Roughness of the stent. A : Surface topography 3D maps of bare and tantalum (Ta)-implanted poly-L-lactic acid (PLLA) stents. B : There is no significant difference in the calculated average roughness on each surface.

Fig. 5.

Water contact angle test. The tantalum (Ta) treatment increased the wettability of the stent. *p<0.05.

Fig. 6.

Radial force of the poly-L-lactic acid (PLLA) stent (no significant difference).

Fig. 7.

Tantalum layer of the poly-L-lactic acid (PLLA) stent. Representative cross-sectional transmission electron microscope (TEM) image and the TEM/energy-dispersive spectroscopy line profile with c, O, and tantalum (Ta) along the white line from points a to b on the (A) luminal surface and (B) the abluminal surface of the Ta-implanted PLLA stent.
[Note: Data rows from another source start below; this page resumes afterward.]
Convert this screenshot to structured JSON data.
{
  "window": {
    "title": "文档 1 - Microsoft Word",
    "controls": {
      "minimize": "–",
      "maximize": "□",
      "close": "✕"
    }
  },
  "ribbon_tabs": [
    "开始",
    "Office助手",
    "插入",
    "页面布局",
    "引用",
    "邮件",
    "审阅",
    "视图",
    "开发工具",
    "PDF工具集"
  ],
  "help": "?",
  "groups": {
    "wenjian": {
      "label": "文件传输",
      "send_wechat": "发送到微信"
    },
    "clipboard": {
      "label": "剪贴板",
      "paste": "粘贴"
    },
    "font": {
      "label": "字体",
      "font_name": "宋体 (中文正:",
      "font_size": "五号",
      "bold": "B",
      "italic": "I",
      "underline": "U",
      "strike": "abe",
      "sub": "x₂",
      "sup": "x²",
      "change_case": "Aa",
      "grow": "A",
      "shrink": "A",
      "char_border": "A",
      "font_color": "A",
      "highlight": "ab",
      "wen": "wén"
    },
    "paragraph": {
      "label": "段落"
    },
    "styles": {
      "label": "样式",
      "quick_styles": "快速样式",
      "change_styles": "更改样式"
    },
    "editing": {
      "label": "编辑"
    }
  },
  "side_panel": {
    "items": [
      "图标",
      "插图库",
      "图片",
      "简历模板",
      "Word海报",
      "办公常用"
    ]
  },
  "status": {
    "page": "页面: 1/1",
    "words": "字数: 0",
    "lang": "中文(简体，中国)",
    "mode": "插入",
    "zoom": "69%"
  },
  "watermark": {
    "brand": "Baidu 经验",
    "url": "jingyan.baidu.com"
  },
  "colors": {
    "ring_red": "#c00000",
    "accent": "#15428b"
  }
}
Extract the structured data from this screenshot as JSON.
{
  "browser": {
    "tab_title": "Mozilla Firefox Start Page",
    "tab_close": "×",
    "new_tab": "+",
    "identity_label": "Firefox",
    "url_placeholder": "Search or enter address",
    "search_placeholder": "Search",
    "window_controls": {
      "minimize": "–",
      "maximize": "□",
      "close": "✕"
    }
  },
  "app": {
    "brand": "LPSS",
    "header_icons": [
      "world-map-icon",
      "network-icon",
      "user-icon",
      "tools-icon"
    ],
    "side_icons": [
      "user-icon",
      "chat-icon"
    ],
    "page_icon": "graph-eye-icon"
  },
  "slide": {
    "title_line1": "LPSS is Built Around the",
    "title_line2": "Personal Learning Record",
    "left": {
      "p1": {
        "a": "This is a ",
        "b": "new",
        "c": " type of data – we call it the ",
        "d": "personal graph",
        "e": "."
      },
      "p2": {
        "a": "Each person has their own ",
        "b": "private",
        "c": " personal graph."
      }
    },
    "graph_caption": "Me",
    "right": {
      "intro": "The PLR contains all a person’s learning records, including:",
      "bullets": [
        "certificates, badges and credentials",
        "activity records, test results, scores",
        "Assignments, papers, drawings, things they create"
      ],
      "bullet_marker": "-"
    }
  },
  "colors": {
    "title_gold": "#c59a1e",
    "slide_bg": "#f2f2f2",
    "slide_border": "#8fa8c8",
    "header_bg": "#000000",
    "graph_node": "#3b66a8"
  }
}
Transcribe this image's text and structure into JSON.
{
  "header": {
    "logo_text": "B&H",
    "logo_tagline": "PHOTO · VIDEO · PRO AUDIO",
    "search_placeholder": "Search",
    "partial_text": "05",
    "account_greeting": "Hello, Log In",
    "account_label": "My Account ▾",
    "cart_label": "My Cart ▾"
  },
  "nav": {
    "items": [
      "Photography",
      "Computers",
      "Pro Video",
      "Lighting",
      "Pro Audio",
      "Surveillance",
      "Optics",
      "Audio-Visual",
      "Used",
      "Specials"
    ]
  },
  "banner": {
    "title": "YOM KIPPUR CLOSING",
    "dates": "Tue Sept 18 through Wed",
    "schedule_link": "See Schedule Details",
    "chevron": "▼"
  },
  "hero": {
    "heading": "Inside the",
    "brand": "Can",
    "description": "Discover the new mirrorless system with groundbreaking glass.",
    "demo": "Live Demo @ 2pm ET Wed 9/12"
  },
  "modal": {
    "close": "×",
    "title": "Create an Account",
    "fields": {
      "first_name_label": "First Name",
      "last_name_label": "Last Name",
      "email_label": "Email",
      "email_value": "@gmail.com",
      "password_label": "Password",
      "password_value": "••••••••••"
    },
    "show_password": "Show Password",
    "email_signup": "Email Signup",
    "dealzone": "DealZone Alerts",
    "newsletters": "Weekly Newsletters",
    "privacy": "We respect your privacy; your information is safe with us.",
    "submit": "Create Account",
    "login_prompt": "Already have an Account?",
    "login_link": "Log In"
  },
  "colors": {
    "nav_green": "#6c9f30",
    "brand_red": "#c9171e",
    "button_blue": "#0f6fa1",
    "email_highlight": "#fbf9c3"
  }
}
Fig. 8.

Endothelialization test. A : confocal laser scanning microscopy images of adhered endothelial cells. Surface coverage of endothelial cells (B) and cell viability (c) on bare and tantalum (Ta)-implanted poly-L-lactic acid (PLLA) surfaces after 1, 4, and 7 days of culturing, respectively. *p<0.05. p<0.01.

Fig. 9.

Platelet adhesion test. A : Scanning electron microscope images of the adhered platelet morphology on bare and tantalum-implanted poly-L-lactic acid (PLLA) stents. B : Absorbance difference between 492 nm and 690 nm of a platelet-lysed solution and (c) the number of adhered platelets on each PLLA stent from the lactate dehydrogenase assay. *p<0.05.

Fig. 10.

Angiographic and histologic results (×40 magnification) 3 months after stent deployment. A : All parent arteries are patent in the angiographic images without in-stent stenosis (right : tantalum-implanted poly-L-lactic acid [PLLA] stent, left : bare PLLA stent). The black arrows indicate the gold marker of the stent. B : After tissue preparation and hematoxylin and eosin staining with identical specimens, many specimens demonstrate what appears to be an arterial lumen collapse despite the lack of evidence of stenosis in the angiographic images. The discrepancy between the angiographic and histological results may be due to issues that arose during the tissue preparation step with paraffin embedding for the immunohistochemical analysis and stent characteristics such as the small diameter and weak radial force (right : tantalum-implanted PLLA stent, left : bare PLLA stent).

Fig. 11.

In vivo thrombogenicity. The tantalum (Ta)-implanted poly-L-lactic acid stent group shows less thrombus formation according to the 2-month follow-up exam (21.2% vs. 63.9%, p=0.005).

Fig. 12.

In vivo inflammation. Less of an inflammatory reaction is identified in the tantalum (Ta)-implanted poly-L-lactic acid (PLLA) stent group at 1-month follow-up. The numbers of cD68+ cells/400 HPF are 5.2±7.3 in the Ta-implanted PLLA stent group (A) and 9.0±16.2 in the bare PLLA stent group (B) (×200 magnification). However, these outcomes lack statistical significance (p=0.601). c : The inflammatory response decreases with time.